The Effects of Mineral Oil
Mineral oil is a byproduct of petroleum distillation. It is used in baby oil and as a light lubricant and laxative and is available in drug stores. The irritating effects of mineral oil in the bowel also tend to irritate the uterus, which is in close proximity. Abdominal cramping caused by the use of mineral oil can trigger uterine contractions, if the baby is term and the cervix is soft. Castor oil and prune juice have similar effects.
The use of laxatives by women to encourage labor is an age-old practice that is popular today because standard obstetrics commonly intervenes when pregnancy goes beyond 40 weeks of gestation. Mothers prefer to try home remedies before they are subjected to more invasive hospital procedures. Many physicians will recommend laxatives and other reasonably safe methods to start labor at home.
Expect Results In Six Hours
If it is going to work, the full effect of mineral oil will occur six hours after ingestion, so if labor does not start then, it is not going to happen. If contractions do occur, wait to see if they continue and get stronger before rushing to the hospital. They could stop when the effect of the mineral oil wears off.
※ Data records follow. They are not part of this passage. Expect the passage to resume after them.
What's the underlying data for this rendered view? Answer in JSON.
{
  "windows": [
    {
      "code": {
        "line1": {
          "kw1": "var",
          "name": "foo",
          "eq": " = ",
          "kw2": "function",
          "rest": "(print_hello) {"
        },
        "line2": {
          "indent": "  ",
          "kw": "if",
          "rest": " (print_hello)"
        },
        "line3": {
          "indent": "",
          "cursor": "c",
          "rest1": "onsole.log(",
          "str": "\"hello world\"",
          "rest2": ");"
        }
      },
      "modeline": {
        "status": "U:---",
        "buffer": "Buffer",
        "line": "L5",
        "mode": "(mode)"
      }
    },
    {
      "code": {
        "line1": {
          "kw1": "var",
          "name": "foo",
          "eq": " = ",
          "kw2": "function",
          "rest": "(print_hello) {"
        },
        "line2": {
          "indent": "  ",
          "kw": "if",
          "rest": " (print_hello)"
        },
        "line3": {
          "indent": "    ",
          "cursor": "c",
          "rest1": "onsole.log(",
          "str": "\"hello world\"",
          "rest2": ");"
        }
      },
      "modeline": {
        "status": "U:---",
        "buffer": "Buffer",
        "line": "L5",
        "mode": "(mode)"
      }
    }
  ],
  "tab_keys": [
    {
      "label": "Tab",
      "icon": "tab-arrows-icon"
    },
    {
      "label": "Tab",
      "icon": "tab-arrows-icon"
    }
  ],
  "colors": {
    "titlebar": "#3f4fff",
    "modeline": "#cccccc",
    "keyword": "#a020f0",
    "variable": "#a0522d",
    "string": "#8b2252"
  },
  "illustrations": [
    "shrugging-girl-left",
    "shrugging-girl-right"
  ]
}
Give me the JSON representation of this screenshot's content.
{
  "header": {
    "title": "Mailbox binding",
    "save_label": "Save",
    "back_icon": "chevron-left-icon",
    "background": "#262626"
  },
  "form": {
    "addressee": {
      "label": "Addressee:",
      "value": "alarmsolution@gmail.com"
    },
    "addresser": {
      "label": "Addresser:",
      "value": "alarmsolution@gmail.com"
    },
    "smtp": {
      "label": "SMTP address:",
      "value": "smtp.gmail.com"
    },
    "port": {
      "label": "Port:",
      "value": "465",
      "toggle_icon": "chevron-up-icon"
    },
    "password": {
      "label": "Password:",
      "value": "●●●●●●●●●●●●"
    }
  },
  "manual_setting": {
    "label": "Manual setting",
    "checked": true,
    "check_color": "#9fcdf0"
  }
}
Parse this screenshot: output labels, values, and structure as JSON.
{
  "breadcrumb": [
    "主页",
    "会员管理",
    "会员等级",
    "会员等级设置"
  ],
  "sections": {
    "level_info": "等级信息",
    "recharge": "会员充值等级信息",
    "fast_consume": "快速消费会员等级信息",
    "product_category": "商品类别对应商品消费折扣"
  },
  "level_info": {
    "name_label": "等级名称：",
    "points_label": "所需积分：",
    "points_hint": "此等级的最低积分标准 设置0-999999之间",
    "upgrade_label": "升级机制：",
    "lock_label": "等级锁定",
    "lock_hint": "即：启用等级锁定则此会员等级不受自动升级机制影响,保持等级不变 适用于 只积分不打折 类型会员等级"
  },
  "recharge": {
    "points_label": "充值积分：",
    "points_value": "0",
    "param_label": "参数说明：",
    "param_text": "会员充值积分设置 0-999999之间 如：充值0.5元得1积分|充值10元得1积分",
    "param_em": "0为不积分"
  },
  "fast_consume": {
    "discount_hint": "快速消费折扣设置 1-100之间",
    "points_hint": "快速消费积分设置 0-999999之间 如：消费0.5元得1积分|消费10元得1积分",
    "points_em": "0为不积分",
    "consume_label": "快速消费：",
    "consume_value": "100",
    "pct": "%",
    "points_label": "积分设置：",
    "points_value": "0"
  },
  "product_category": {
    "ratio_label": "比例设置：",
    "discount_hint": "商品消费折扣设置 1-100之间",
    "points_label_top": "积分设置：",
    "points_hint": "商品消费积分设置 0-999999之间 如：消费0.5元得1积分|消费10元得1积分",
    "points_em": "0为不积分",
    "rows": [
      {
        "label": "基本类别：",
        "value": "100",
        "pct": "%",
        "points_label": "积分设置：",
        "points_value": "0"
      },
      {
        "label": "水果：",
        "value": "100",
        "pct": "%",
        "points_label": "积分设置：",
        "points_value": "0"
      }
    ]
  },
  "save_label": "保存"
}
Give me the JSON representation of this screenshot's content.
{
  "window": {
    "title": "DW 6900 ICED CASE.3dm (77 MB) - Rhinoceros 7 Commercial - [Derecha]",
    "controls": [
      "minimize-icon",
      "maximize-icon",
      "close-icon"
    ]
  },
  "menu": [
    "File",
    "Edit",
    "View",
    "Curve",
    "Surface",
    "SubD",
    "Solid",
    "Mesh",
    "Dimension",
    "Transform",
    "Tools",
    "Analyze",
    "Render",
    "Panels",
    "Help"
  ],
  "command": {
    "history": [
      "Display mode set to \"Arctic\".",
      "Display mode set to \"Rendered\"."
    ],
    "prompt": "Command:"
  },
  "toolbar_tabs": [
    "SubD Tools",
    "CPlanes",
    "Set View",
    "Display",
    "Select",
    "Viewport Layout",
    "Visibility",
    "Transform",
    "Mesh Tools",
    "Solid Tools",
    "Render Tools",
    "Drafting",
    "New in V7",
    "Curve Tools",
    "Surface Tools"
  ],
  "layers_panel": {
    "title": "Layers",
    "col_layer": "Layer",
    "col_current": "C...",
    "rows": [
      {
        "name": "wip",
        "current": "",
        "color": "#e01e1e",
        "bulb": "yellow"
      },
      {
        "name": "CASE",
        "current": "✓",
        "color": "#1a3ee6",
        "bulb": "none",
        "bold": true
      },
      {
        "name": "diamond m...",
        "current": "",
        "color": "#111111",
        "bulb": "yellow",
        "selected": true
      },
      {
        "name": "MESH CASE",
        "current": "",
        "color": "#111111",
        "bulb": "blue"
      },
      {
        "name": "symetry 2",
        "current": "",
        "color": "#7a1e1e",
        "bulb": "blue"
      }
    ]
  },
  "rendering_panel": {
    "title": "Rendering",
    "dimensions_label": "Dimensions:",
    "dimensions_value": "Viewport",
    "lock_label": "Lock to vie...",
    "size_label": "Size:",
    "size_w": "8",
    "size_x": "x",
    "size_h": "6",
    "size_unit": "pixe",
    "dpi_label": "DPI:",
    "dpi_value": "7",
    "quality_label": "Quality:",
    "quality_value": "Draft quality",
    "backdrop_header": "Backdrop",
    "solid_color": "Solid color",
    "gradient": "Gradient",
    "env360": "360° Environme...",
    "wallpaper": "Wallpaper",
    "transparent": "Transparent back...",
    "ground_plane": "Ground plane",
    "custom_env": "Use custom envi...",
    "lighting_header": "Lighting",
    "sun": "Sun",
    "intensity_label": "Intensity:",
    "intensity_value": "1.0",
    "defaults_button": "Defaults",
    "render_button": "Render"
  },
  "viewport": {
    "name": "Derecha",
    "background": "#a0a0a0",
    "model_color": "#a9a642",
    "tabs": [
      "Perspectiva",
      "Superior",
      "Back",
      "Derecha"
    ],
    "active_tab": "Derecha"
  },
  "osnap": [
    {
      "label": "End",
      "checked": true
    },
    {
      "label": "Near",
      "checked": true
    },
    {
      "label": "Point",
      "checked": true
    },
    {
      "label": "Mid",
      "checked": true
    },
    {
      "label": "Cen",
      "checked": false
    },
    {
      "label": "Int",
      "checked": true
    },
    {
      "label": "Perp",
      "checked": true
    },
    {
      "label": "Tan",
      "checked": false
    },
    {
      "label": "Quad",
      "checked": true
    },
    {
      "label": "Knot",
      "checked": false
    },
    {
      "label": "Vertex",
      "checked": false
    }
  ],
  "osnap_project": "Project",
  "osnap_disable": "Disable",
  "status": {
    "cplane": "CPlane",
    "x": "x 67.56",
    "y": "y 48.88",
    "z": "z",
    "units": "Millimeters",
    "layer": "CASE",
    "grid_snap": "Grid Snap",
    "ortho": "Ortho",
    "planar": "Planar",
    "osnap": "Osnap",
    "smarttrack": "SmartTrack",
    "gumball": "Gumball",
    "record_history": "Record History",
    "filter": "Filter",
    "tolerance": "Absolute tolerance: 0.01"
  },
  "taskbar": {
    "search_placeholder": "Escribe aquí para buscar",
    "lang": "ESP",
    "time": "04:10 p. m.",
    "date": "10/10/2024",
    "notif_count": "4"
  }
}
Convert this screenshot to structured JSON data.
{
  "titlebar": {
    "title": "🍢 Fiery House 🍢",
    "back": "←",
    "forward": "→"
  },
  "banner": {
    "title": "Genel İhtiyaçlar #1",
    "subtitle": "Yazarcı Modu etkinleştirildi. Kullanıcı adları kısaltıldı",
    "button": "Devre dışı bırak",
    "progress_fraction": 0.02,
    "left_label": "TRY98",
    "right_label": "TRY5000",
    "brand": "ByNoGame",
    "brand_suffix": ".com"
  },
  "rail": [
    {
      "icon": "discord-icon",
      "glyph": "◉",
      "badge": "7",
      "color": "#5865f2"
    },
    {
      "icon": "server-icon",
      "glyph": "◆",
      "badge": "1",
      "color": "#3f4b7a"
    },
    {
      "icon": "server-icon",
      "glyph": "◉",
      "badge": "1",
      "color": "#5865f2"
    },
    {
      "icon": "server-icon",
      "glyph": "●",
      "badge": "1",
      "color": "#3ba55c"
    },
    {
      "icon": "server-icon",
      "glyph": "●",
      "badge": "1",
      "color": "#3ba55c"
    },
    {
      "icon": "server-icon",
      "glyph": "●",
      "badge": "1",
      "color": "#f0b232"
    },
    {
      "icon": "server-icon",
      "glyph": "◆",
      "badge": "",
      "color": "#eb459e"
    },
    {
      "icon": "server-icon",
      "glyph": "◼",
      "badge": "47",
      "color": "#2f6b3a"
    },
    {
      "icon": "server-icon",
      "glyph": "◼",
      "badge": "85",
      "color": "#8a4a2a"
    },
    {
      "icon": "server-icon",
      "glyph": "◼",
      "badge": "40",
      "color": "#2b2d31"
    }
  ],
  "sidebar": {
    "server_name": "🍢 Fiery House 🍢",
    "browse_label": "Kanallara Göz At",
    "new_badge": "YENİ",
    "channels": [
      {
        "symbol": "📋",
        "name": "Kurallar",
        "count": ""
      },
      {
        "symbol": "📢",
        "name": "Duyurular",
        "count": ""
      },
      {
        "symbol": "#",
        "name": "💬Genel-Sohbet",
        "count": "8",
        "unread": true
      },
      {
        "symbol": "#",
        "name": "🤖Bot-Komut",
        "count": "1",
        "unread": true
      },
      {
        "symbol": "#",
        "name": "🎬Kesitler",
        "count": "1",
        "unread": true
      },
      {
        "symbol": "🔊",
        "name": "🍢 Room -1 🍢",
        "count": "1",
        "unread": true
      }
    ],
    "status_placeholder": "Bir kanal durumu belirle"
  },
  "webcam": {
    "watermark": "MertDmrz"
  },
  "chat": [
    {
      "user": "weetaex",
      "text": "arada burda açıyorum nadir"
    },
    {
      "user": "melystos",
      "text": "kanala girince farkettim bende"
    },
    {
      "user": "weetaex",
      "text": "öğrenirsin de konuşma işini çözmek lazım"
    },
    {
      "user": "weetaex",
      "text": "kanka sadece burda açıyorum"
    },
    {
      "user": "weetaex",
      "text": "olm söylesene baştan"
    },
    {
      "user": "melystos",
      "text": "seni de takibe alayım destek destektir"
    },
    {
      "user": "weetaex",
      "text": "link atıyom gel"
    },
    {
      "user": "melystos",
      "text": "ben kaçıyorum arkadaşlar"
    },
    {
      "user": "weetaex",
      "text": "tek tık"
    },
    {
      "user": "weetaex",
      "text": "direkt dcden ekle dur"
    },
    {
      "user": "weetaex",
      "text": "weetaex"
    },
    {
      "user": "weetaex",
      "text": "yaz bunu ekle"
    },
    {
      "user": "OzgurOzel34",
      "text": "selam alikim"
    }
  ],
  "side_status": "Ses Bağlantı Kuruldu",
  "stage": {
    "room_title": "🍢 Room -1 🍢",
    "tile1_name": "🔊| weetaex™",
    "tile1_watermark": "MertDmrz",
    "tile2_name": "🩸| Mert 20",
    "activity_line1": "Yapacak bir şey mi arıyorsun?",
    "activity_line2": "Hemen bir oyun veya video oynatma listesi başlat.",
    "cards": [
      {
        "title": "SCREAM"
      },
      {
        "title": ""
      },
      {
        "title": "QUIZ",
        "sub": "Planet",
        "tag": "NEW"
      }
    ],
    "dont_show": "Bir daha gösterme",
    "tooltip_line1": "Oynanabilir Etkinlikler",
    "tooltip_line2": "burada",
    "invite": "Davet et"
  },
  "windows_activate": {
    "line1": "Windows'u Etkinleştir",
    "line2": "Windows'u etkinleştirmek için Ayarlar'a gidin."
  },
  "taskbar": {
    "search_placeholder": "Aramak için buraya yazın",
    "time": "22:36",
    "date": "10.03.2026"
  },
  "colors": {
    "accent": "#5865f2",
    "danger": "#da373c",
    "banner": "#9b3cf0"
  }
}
Take Mineral Oil in the Morning
Two ounces of mineral oil first thing in the morning, following a good night's sleep, is the best time to use this laxative to stimulate labor. That way, the mother is less likely to become exhausted if she doesn't deliver until nighttime.
Consult your health care provider before taking mineral oil to start labor. The laxative effects of mineral oil can be very strong, and may cause the bag of waters to break. If this happens when fecal matter is being forcefully expelled, there is a danger that bacterial infection will be transmitted to the baby.
Continued use of mineral oil blocks absorption of nutrients such as B vitamins and vitamins A, D, E and K. It is recommended for short-term use only.
The use of mineral oil to induce labor will result in diarrhea, which can cause dehydration. Fluids should be replaced with plenty of water, juice, herbal tea, or sports drinks.
Mary Earhart is a registered nurse, a public health nurse and licensed midwife. Her articles have appeared in professional journals and online ezines. She holds a Bachelor of Science in nursing from California State University at Dominguez Hills. She works in a family practice clinic, has a home birth practice and her specialty is perinatal substance abuse.